“The work was carried out to a high standard with zero subsidence. No damage to council property had occurred as a result of the work carried out nor any complaints received from neighbours instead kind hearted compliments on its appearance.”

Homeowners can install driveways under permitted development rights but Thurrock Council stated permitted development rights are removed “on occassion” as part of the planning process.

Echo: Planning permission required - the new drivewayPlanning permission required - the new driveway

A spokesman for Thurrock Council said: “The permitted development rights for hardstandings are national and apply throughout England.

“The permitted development rights only apply to single dwelling house – not flats or maisonettes – and are set out in the The Town and Country Planning (General Permitted Development) (England) Order 2015.

“On occasion permitted development rights are removed as part of the planning consent.

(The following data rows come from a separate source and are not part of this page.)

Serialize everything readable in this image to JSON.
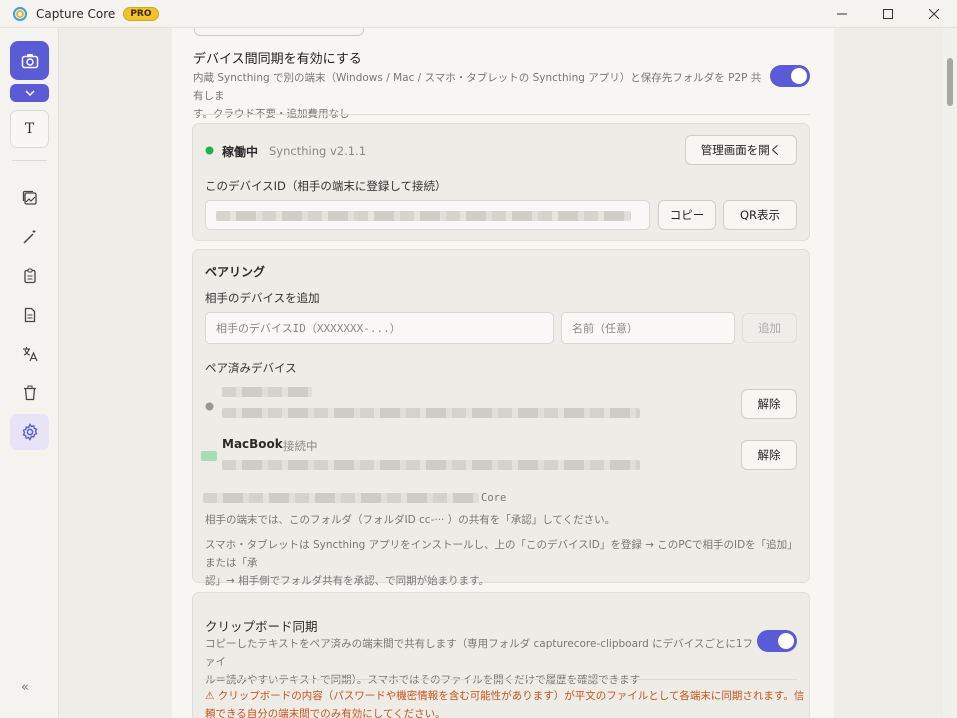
{
  "window": {
    "title": "Capture Core",
    "badge": "PRO"
  },
  "sidebar": {
    "text_tool": "T",
    "collapse": "«"
  },
  "device_sync": {
    "title": "デバイス間同期を有効にする",
    "desc_line1": "内蔵 Syncthing で別の端末（Windows / Mac / スマホ・タブレットの Syncthing アプリ）と保存先フォルダを P2P 共有しま",
    "desc_line2": "す。クラウド不要・追加費用なし",
    "enabled": true
  },
  "status_panel": {
    "status": "稼働中",
    "version": "Syncthing v2.1.1",
    "open_admin_label": "管理画面を開く",
    "device_id_label": "このデバイスID（相手の端末に登録して接続）",
    "copy_label": "コピー",
    "qr_label": "QR表示"
  },
  "pairing": {
    "title": "ペアリング",
    "add_label": "相手のデバイスを追加",
    "device_id_placeholder": "相手のデバイスID（XXXXXXX-...）",
    "name_placeholder": "名前（任意）",
    "add_button": "追加",
    "paired_label": "ペア済みデバイス",
    "devices": [
      {
        "name": "",
        "status": "",
        "unpair": "解除"
      },
      {
        "name": "MacBook",
        "status": "接続中",
        "unpair": "解除"
      }
    ],
    "folder_suffix": "Core",
    "note1": "相手の端末では、このフォルダ（フォルダID cc-···  ）の共有を「承認」してください。",
    "note2_line1": "スマホ・タブレットは Syncthing アプリをインストールし、上の「このデバイスID」を登録 → このPCで相手のIDを「追加」または「承",
    "note2_line2": "認」→ 相手側でフォルダ共有を承認、で同期が始まります。"
  },
  "clipboard_sync": {
    "title": "クリップボード同期",
    "desc_line1": "コピーしたテキストをペア済みの端末間で共有します（専用フォルダ capturecore-clipboard にデバイスごとに1ファイ",
    "desc_line2": "ル＝読みやすいテキストで同期）。スマホではそのファイルを開くだけで履歴を確認できます",
    "enabled": true,
    "warning_line1": "⚠ クリップボードの内容（パスワードや機密情報を含む可能性があります）が平文のファイルとして各端末に同期されます。信",
    "warning_line2": "頼できる自分の端末間でのみ有効にしてください。"
  },
  "colors": {
    "accent": "#5b5bd6",
    "status_green": "#22b14c",
    "warning": "#c8541a"
  }
}
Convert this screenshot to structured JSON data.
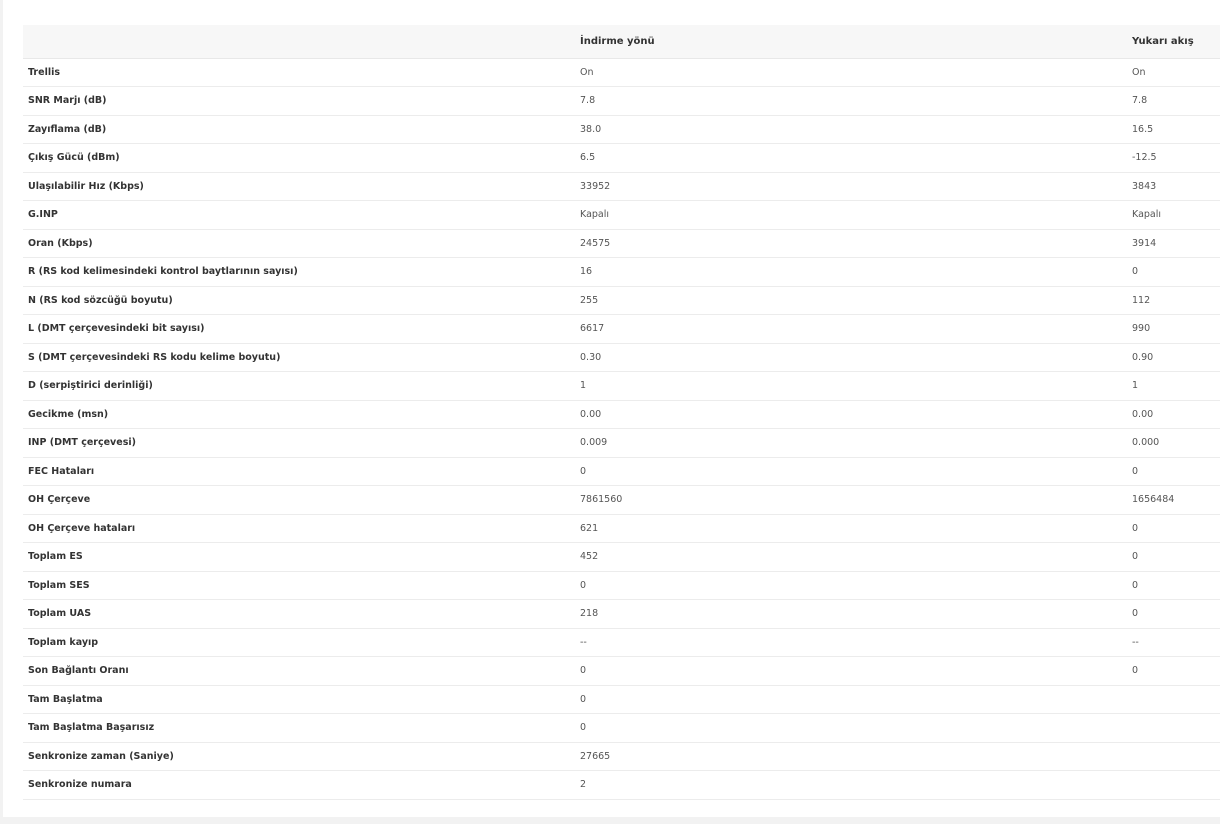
{
  "table": {
    "headers": {
      "label": "",
      "down": "İndirme yönü",
      "up": "Yukarı akış"
    },
    "rows": [
      {
        "label": "Trellis",
        "down": "On",
        "up": "On"
      },
      {
        "label": "SNR Marjı (dB)",
        "down": "7.8",
        "up": "7.8"
      },
      {
        "label": "Zayıflama (dB)",
        "down": "38.0",
        "up": "16.5"
      },
      {
        "label": "Çıkış Gücü (dBm)",
        "down": "6.5",
        "up": "-12.5"
      },
      {
        "label": "Ulaşılabilir Hız (Kbps)",
        "down": "33952",
        "up": "3843"
      },
      {
        "label": "G.INP",
        "down": "Kapalı",
        "up": "Kapalı"
      },
      {
        "label": "Oran (Kbps)",
        "down": "24575",
        "up": "3914"
      },
      {
        "label": "R (RS kod kelimesindeki kontrol baytlarının sayısı)",
        "down": "16",
        "up": "0"
      },
      {
        "label": "N (RS kod sözcüğü boyutu)",
        "down": "255",
        "up": "112"
      },
      {
        "label": "L (DMT çerçevesindeki bit sayısı)",
        "down": "6617",
        "up": "990"
      },
      {
        "label": "S (DMT çerçevesindeki RS kodu kelime boyutu)",
        "down": "0.30",
        "up": "0.90"
      },
      {
        "label": "D (serpiştirici derinliği)",
        "down": "1",
        "up": "1"
      },
      {
        "label": "Gecikme (msn)",
        "down": "0.00",
        "up": "0.00"
      },
      {
        "label": "INP (DMT çerçevesi)",
        "down": "0.009",
        "up": "0.000"
      },
      {
        "label": "FEC Hataları",
        "down": "0",
        "up": "0"
      },
      {
        "label": "OH Çerçeve",
        "down": "7861560",
        "up": "1656484"
      },
      {
        "label": "OH Çerçeve hataları",
        "down": "621",
        "up": "0"
      },
      {
        "label": "Toplam ES",
        "down": "452",
        "up": "0"
      },
      {
        "label": "Toplam SES",
        "down": "0",
        "up": "0"
      },
      {
        "label": "Toplam UAS",
        "down": "218",
        "up": "0"
      },
      {
        "label": "Toplam kayıp",
        "down": "--",
        "up": "--"
      },
      {
        "label": "Son Bağlantı Oranı",
        "down": "0",
        "up": "0"
      },
      {
        "label": "Tam Başlatma",
        "down": "0",
        "up": ""
      },
      {
        "label": "Tam Başlatma Başarısız",
        "down": "0",
        "up": ""
      },
      {
        "label": "Senkronize zaman (Saniye)",
        "down": "27665",
        "up": ""
      },
      {
        "label": "Senkronize numara",
        "down": "2",
        "up": ""
      }
    ]
  }
}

“When applied this helps ensure certain types of development can be managed without causing harm through the planning application process. This is not uncommon nor specific just to parts of Chafford Hundred.”